▶ **Working data**
◇ ◇ ◇ ◇

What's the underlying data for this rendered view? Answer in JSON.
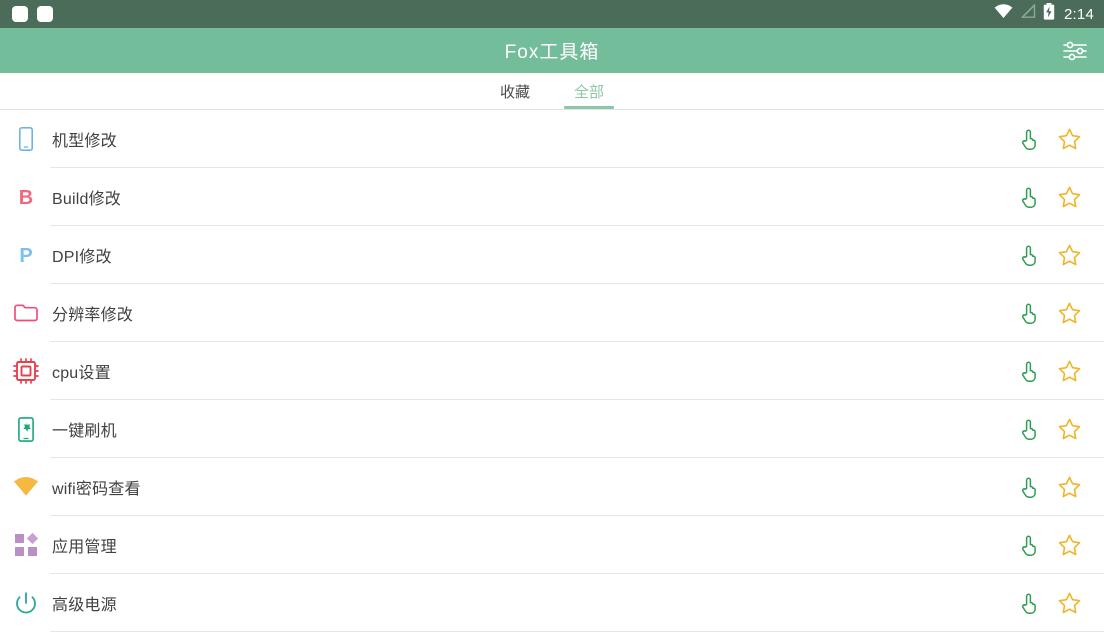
{
  "statusbar": {
    "notifications": [
      "notification-chip",
      "notification-chip"
    ],
    "icons": [
      "wifi-icon",
      "signal-off-icon",
      "battery-charging-icon"
    ],
    "clock": "2:14"
  },
  "appbar": {
    "title": "Fox工具箱",
    "action_icon": "tune-sliders-icon"
  },
  "tabs": [
    {
      "label": "收藏",
      "active": false
    },
    {
      "label": "全部",
      "active": true
    }
  ],
  "colors": {
    "statusbar_bg": "#4a6c58",
    "appbar_bg": "#74bd9b",
    "accent": "#8cc7a7",
    "text_primary": "#414141",
    "divider": "#e6e6e6",
    "star": "#f0b429",
    "touch": "#2f9e55"
  },
  "list": {
    "row_actions": {
      "run_icon": "touch-hand-icon",
      "favorite_icon": "star-outline-icon"
    },
    "items": [
      {
        "label": "机型修改",
        "icon": "phone-outline-icon",
        "icon_color": "#6fb3e8"
      },
      {
        "label": "Build修改",
        "icon": "letter-b-icon",
        "icon_color": "#ef6a80"
      },
      {
        "label": "DPI修改",
        "icon": "letter-p-icon",
        "icon_color": "#7cc0f0"
      },
      {
        "label": "分辨率修改",
        "icon": "folder-outline-icon",
        "icon_color": "#ef4e7b"
      },
      {
        "label": "cpu设置",
        "icon": "cpu-chip-icon",
        "icon_color": "#e8404f"
      },
      {
        "label": "一键刷机",
        "icon": "phone-flash-icon",
        "icon_color": "#19a974"
      },
      {
        "label": "wifi密码查看",
        "icon": "wifi-icon",
        "icon_color": "#f5b942"
      },
      {
        "label": "应用管理",
        "icon": "apps-grid-icon",
        "icon_color": "#b98fc4"
      },
      {
        "label": "高级电源",
        "icon": "power-icon",
        "icon_color": "#2aa898"
      }
    ]
  }
}
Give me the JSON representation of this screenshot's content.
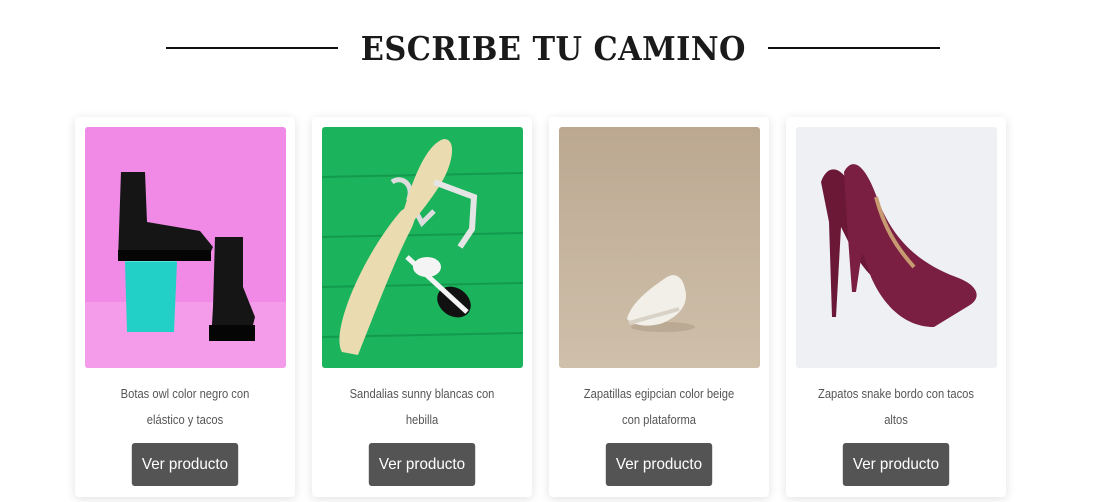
{
  "section": {
    "title": "ESCRIBE TU CAMINO"
  },
  "products": [
    {
      "description": "Botas owl color negro con elástico y tacos",
      "button_label": "Ver producto",
      "image": "black-platform-boots-photo"
    },
    {
      "description": "Sandalias sunny blancas con hebilla",
      "button_label": "Ver producto",
      "image": "white-sandals-sunglasses-photo"
    },
    {
      "description": "Zapatillas egipcian color beige con plataforma",
      "button_label": "Ver producto",
      "image": "beige-sneaker-photo"
    },
    {
      "description": "Zapatos snake bordo con tacos altos",
      "button_label": "Ver producto",
      "image": "burgundy-snake-heels-photo"
    }
  ],
  "colors": {
    "button_bg": "#555454",
    "button_text": "#ffffff",
    "text": "#555555"
  }
}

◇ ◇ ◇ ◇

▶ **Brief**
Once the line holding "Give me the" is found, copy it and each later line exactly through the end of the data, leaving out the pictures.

▶ **Exercise answer**
Give me the JSON representation of this screenshot's content.
{
  "section": {
    "title": "ESCRIBE TU CAMINO"
  },
  "products": [
    {
      "description": "Botas owl color negro con elástico y tacos",
      "button_label": "Ver producto",
      "image": "black-platform-boots-photo"
    },
    {
      "description": "Sandalias sunny blancas con hebilla",
      "button_label": "Ver producto",
      "image": "white-sandals-sunglasses-photo"
    },
    {
      "description": "Zapatillas egipcian color beige con plataforma",
      "button_label": "Ver producto",
      "image": "beige-sneaker-photo"
    },
    {
      "description": "Zapatos snake bordo con tacos altos",
      "button_label": "Ver producto",
      "image": "burgundy-snake-heels-photo"
    }
  ],
  "colors": {
    "button_bg": "#555454",
    "button_text": "#ffffff",
    "text": "#555555"
  }
}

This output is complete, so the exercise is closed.